Cancer Screening and Prevention Key Topics at Coaches vs Cancer Tip-Off Breakfast

For immediate release: November 06, 2014

Dr. Cheryl Holt with the event leaders

Dr. Cheryl Holt with the event leaders

November 6, 2014 – The importance of cancer screening and early detection was a major focus at this year’s annual Coaches vs. Cancer Season Tip-Off Breakfast, which was held on November 4, 2014 and was sponsored by the American Cancer Society and the National Association of Basketball. Cheryl Holt, PhD, who co-leads the Population Science research program at the University of Maryland Marlene and Stewart Greenebaum Cancer Center, spoke at the event and highlighted many aspects of cancer and associated prevention and screening.

The Coaches vs. Cancer program was created in 1993 by the American Cancer Society and the National Association of Basketball Coaches. The program empowers university basketball coaches, their teams, and their supporting communities to join in the universal fight against all types of cancer by raising awareness through programs and fundraising events. It was hosted this year by University of Maryland, College Park and Maryland men's basketball coach Mark Turgeon.

An associate professor and co-director of the Center for Health Behavior Research at University of Maryland, College Park, Dr. Holt touched on the role that media can have in creating public confusion around a wide variety of cancer topics, such as the debated effectiveness of different cancer screenings.

“There has been a lot of recent controversy around recommended cancer screening schedules,” says Dr. Holt. “This leads to public confusion and underscores the importance of people maintaining a close relationship with their primary care physician.”

As part of her work in cancer screening and prevention, Dr. Holt leads Project HEAL, which stands for “Health through Early Awareness and Learning” and is a 5-year project funded by the National Cancer Institute. As part of Project HEAL, men and women in African American churches in Prince George’s County, MD are educated to spread awareness about cancer early detection.
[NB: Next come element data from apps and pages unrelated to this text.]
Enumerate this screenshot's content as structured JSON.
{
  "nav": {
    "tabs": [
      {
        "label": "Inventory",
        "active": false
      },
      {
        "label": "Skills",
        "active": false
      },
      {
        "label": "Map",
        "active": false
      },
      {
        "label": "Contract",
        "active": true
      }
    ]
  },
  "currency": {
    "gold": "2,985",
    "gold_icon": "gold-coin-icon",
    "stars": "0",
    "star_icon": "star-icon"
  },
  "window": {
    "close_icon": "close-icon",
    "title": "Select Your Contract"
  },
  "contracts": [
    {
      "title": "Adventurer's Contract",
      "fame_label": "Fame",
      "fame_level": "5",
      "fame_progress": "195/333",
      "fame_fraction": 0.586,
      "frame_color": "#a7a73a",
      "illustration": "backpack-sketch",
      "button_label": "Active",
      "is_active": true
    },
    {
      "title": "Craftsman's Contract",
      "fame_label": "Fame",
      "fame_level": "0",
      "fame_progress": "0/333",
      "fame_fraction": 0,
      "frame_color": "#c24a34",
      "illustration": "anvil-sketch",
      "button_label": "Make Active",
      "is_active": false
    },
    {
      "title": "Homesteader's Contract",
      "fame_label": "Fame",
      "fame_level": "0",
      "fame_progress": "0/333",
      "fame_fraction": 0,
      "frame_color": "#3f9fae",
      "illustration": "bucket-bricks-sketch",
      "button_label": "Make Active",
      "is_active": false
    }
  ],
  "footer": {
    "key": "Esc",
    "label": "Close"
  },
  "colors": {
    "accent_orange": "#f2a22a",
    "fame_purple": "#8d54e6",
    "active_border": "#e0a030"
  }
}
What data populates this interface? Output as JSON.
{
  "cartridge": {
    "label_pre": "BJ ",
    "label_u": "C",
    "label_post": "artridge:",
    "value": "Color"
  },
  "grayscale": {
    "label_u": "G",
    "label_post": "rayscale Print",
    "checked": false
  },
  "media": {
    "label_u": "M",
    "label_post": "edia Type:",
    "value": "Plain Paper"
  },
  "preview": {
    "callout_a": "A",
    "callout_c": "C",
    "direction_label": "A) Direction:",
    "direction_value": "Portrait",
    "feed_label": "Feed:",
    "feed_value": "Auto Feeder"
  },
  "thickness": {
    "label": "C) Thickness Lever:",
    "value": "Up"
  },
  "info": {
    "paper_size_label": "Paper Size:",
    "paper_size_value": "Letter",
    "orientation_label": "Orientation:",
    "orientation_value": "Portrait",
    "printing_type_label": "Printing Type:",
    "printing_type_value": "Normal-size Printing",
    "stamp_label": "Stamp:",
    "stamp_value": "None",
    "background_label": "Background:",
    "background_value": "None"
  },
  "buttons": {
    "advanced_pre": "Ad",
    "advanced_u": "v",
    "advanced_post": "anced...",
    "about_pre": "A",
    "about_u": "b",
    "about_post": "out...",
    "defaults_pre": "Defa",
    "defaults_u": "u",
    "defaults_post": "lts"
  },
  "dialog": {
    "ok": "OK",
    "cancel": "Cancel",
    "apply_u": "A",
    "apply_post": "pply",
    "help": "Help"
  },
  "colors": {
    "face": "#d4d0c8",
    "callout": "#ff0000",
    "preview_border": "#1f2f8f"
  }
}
“It is so important to help spread the word of finding cancer through early detection via our social networks and the other people in our lives,” Holt said.